TASK DIRECTIONS - List all lines in the material below that contain "this".

RECORDED INFORMATION -
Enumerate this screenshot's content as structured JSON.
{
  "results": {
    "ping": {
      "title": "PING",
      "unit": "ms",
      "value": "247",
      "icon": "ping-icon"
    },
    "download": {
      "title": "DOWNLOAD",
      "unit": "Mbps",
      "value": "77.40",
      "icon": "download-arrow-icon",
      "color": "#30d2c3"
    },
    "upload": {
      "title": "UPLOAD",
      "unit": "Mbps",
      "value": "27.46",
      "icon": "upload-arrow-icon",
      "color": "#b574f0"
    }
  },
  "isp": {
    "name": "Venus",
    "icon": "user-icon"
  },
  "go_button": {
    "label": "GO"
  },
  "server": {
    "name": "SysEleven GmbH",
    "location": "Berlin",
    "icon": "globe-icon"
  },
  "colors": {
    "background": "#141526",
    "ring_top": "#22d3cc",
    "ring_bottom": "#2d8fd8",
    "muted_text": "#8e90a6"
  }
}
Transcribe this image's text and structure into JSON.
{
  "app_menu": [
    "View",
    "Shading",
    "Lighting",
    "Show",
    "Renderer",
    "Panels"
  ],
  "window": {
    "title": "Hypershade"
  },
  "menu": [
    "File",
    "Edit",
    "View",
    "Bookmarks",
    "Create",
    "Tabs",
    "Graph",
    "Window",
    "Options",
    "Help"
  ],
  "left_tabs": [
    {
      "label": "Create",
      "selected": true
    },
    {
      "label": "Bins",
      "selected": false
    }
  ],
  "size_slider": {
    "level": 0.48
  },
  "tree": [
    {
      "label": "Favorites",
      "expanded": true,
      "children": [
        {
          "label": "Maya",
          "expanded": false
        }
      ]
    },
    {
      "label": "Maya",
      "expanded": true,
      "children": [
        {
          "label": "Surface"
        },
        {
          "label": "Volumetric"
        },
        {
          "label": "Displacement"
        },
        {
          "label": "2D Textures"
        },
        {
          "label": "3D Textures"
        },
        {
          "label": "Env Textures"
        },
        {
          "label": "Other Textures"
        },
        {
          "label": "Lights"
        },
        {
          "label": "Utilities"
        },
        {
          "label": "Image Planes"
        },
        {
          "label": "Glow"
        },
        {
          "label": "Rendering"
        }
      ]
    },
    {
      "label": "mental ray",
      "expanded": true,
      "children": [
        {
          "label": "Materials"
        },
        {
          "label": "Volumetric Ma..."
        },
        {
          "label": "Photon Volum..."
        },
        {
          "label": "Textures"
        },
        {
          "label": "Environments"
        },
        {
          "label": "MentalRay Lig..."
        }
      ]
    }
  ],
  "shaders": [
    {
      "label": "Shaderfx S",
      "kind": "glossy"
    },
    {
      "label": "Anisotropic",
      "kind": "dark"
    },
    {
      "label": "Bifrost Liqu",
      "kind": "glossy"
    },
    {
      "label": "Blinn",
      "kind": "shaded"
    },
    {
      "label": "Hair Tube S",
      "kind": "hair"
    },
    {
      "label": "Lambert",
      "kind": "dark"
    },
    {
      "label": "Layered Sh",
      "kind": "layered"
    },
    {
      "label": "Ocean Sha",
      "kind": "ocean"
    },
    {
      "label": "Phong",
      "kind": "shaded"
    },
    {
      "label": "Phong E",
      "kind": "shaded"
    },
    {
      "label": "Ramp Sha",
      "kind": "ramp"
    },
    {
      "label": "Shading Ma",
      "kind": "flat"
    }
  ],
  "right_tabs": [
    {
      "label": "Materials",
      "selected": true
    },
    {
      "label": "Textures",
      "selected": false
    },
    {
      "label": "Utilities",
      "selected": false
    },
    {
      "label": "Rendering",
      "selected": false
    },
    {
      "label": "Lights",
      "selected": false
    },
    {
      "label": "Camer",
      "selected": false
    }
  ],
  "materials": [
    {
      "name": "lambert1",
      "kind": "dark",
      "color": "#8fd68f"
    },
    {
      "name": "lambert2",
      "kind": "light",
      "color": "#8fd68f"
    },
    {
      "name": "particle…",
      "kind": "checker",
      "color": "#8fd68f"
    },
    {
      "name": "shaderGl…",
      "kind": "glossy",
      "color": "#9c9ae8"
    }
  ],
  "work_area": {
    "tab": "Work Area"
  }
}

RESPONSE AREA -
Enumerate this screenshot's content as structured JSON.
Transcribe this image's text and structure into JSON.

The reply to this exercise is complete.